Slit lamp microscope examination of the contact lens on the eye to check the lens fit.
Slit lamp microscope examination of the cornea, conjunctiva and eyelid tissues, to check the eye health and to look for adverse effects from contact lens wear.
Contact lens refraction to determine the correct contact lens prescription power (contact lens prescriptions are different than eyeglass prescriptions)?
Review new lens designs and materials that may improve comfort and/or health.
Q: Why are there different fees for different types of contact lens fits?
A: Different lenses require different tests and varying amounts of time and expertise in order to fit properly. Obviously a more complicated fit requires more time and skill and therefore is charged a higher fee.
Q: Is it ok to sleep in my contact lenses?
A: Some contact lenses are approved for overnight wear, but only with the express permission of your eye doctor. Sleeping in lenses that are not approved for overnight wear increases your risk for infections, ulcers, neovascularization, and other serious eye problems. If you’d like to sleep in your contact lenses, we’d be happy to fit you in a lens that is FDA-approved for overnight wear.
Q: Do I need to replace my lenses on schedule even if they feel fine?
A: YES! Contact lenses have an “expiration date” after they’ve been exposed to the eye. They are unable to provide adequate resistance to bacteria and protein deposition after the specified time. This dramatically increases your risk of eye infection and ulceration. Continuous over-wear of your contact lenses can lead to problems which could require you to discontinue contact lens wear temporarily or permanently
Q: Why do I need to have a pair of glasses if I wear contact lenses all the time?
A: It is important to have a “backup” pair of glasses in case you could not wear your contacts for any reason. If you were to lose or tear a lens, you should have glasses to wear until you could get a replacement. Also, if your eyes ever get red, itchy, irritated, or have any discharge, you should take your contacts out and wear glasses until you can be seen by an eye doctor. You should not wear contact lenses when you are sick (i.e. with a cold or flu) because you have an increased risk of spreading that infection to your eyes.

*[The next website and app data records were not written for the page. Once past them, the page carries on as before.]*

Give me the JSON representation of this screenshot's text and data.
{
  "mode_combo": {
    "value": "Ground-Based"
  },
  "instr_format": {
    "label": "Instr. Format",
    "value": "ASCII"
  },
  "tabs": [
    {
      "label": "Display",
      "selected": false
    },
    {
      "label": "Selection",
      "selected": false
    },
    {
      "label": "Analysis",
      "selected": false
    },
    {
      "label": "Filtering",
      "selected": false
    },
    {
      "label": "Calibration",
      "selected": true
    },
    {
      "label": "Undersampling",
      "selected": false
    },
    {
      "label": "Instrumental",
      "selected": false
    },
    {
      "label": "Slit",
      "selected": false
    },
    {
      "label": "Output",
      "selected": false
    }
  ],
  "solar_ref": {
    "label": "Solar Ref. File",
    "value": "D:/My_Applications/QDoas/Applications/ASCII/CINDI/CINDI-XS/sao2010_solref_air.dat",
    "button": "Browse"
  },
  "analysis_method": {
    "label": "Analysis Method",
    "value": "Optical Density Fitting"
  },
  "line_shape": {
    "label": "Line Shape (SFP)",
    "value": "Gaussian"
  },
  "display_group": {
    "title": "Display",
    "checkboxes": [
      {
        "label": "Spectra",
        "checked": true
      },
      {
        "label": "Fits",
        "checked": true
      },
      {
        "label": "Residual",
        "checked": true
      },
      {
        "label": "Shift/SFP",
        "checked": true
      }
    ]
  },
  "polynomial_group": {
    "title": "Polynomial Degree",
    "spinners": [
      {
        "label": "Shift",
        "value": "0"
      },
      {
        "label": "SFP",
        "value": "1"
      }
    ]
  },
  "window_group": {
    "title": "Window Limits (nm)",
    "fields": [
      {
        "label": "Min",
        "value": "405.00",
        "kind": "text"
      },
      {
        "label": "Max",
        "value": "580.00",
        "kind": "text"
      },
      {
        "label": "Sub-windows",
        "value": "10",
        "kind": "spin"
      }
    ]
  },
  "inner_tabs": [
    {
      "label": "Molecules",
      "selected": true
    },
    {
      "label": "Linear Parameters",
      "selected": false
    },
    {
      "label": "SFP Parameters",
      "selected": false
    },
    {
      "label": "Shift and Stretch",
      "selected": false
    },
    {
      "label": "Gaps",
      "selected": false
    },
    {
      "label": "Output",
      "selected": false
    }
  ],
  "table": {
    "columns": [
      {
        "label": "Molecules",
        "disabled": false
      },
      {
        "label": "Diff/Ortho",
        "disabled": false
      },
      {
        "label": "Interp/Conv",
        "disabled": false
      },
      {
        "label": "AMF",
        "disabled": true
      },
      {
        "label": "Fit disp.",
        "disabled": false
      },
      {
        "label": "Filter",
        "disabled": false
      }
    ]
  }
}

Q: How important are sunglasses for my eyes when I’m wearing contact lenses?
A: Very important. Sun lenses, specifically those with 100% UVA and UVB protection are essential for all outdoor activity. The UVA and UVB rays are as harmful to your eyes as they are to your skin. This is why you should always have on sun wear, even if you’ll only be outdoors for a short time. Also, sun lenses reduce glare and increase contrast, which provides more crisp and comfortable vision while in the sun.
Q: Are there colored contact lenses available?
A: Yes. Colored contact lenses are available for most prescriptions. Lenses are available in a variety of colors and tints. If you’re interested in colored lenses, please inform the technician so that we can determine if you can be fitted in these type of lenses.
Q: What are the benefits of daily disposable contact lenses?
A: Daily disposable contact lenses are a healthier and more convenient option for contact lens wearers. With the single use wear design, you never put the same lens back on your eye. Thereby reducing the risk for eye infections, deposit build up, and solution sensitivity. It is convenient to patients since it eliminates the need for solution and keeping track of replacement schedules.